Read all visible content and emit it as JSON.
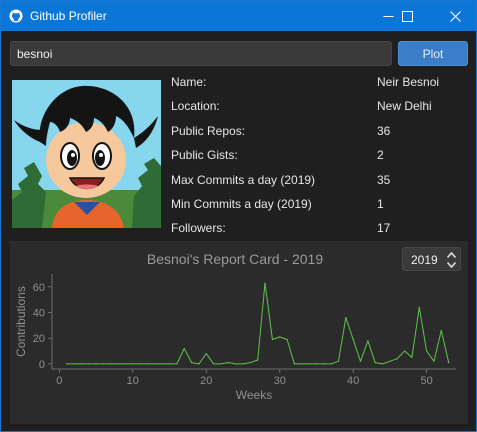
{
  "window": {
    "title": "Github Profiler",
    "accent": "#0c76d6"
  },
  "search": {
    "value": "besnoi",
    "placeholder": ""
  },
  "plot_button": {
    "label": "Plot"
  },
  "profile": {
    "rows": [
      {
        "label": "Name:",
        "value": "Neir Besnoi"
      },
      {
        "label": "Location:",
        "value": "New Delhi"
      },
      {
        "label": "Public Repos:",
        "value": "36"
      },
      {
        "label": "Public Gists:",
        "value": "2"
      },
      {
        "label": "Max Commits a day (2019)",
        "value": "35"
      },
      {
        "label": "Min Commits a day (2019)",
        "value": "1"
      },
      {
        "label": "Followers:",
        "value": "17"
      }
    ]
  },
  "year_selector": {
    "value": "2019"
  },
  "chart_data": {
    "type": "line",
    "title": "Besnoi's Report Card - 2019",
    "xlabel": "Weeks",
    "ylabel": "Contributions",
    "xlim": [
      -1,
      54
    ],
    "ylim": [
      -4,
      70
    ],
    "xticks": [
      0,
      10,
      20,
      30,
      40,
      50
    ],
    "yticks": [
      0,
      20,
      40,
      60
    ],
    "grid": false,
    "line_color": "#5ec44b",
    "x": [
      1,
      2,
      3,
      4,
      5,
      6,
      7,
      8,
      9,
      10,
      11,
      12,
      13,
      14,
      15,
      16,
      17,
      18,
      19,
      20,
      21,
      22,
      23,
      24,
      25,
      26,
      27,
      28,
      29,
      30,
      31,
      32,
      33,
      34,
      35,
      36,
      37,
      38,
      39,
      40,
      41,
      42,
      43,
      44,
      45,
      46,
      47,
      48,
      49,
      50,
      51,
      52,
      53
    ],
    "values": [
      0,
      0,
      0,
      0,
      0,
      0,
      0,
      0,
      0,
      0,
      0,
      0,
      0,
      0,
      0,
      0,
      12,
      1,
      0,
      8,
      0,
      0,
      1,
      0,
      0,
      1,
      3,
      63,
      19,
      21,
      19,
      0,
      0,
      0,
      0,
      0,
      0,
      2,
      36,
      19,
      2,
      18,
      1,
      0,
      2,
      4,
      10,
      5,
      44,
      10,
      2,
      26,
      1
    ]
  }
}
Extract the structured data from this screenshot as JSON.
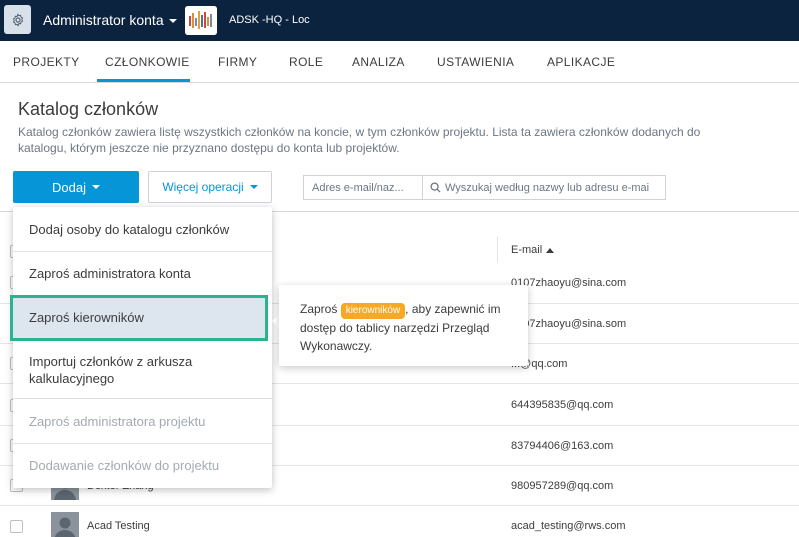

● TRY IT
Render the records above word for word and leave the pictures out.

● EXERCISE RESPONSE
Read all visible content and emit it as JSON.
{
  "window": {
    "title": "Github Profiler",
    "accent": "#0c76d6"
  },
  "search": {
    "value": "besnoi",
    "placeholder": ""
  },
  "plot_button": {
    "label": "Plot"
  },
  "profile": {
    "rows": [
      {
        "label": "Name:",
        "value": "Neir Besnoi"
      },
      {
        "label": "Location:",
        "value": "New Delhi"
      },
      {
        "label": "Public Repos:",
        "value": "36"
      },
      {
        "label": "Public Gists:",
        "value": "2"
      },
      {
        "label": "Max Commits a day (2019)",
        "value": "35"
      },
      {
        "label": "Min Commits a day (2019)",
        "value": "1"
      },
      {
        "label": "Followers:",
        "value": "17"
      }
    ]
  },
  "year_selector": {
    "value": "2019"
  },
  "chart_data": {
    "type": "line",
    "title": "Besnoi's Report Card - 2019",
    "xlabel": "Weeks",
    "ylabel": "Contributions",
    "xlim": [
      -1,
      54
    ],
    "ylim": [
      -4,
      70
    ],
    "xticks": [
      0,
      10,
      20,
      30,
      40,
      50
    ],
    "yticks": [
      0,
      20,
      40,
      60
    ],
    "grid": false,
    "line_color": "#5ec44b",
    "x": [
      1,
      2,
      3,
      4,
      5,
      6,
      7,
      8,
      9,
      10,
      11,
      12,
      13,
      14,
      15,
      16,
      17,
      18,
      19,
      20,
      21,
      22,
      23,
      24,
      25,
      26,
      27,
      28,
      29,
      30,
      31,
      32,
      33,
      34,
      35,
      36,
      37,
      38,
      39,
      40,
      41,
      42,
      43,
      44,
      45,
      46,
      47,
      48,
      49,
      50,
      51,
      52,
      53
    ],
    "values": [
      0,
      0,
      0,
      0,
      0,
      0,
      0,
      0,
      0,
      0,
      0,
      0,
      0,
      0,
      0,
      0,
      12,
      1,
      0,
      8,
      0,
      0,
      1,
      0,
      0,
      1,
      3,
      63,
      19,
      21,
      19,
      0,
      0,
      0,
      0,
      0,
      0,
      2,
      36,
      19,
      2,
      18,
      1,
      0,
      2,
      4,
      10,
      5,
      44,
      10,
      2,
      26,
      1
    ]
  }
}
Extract the structured data from this screenshot as JSON.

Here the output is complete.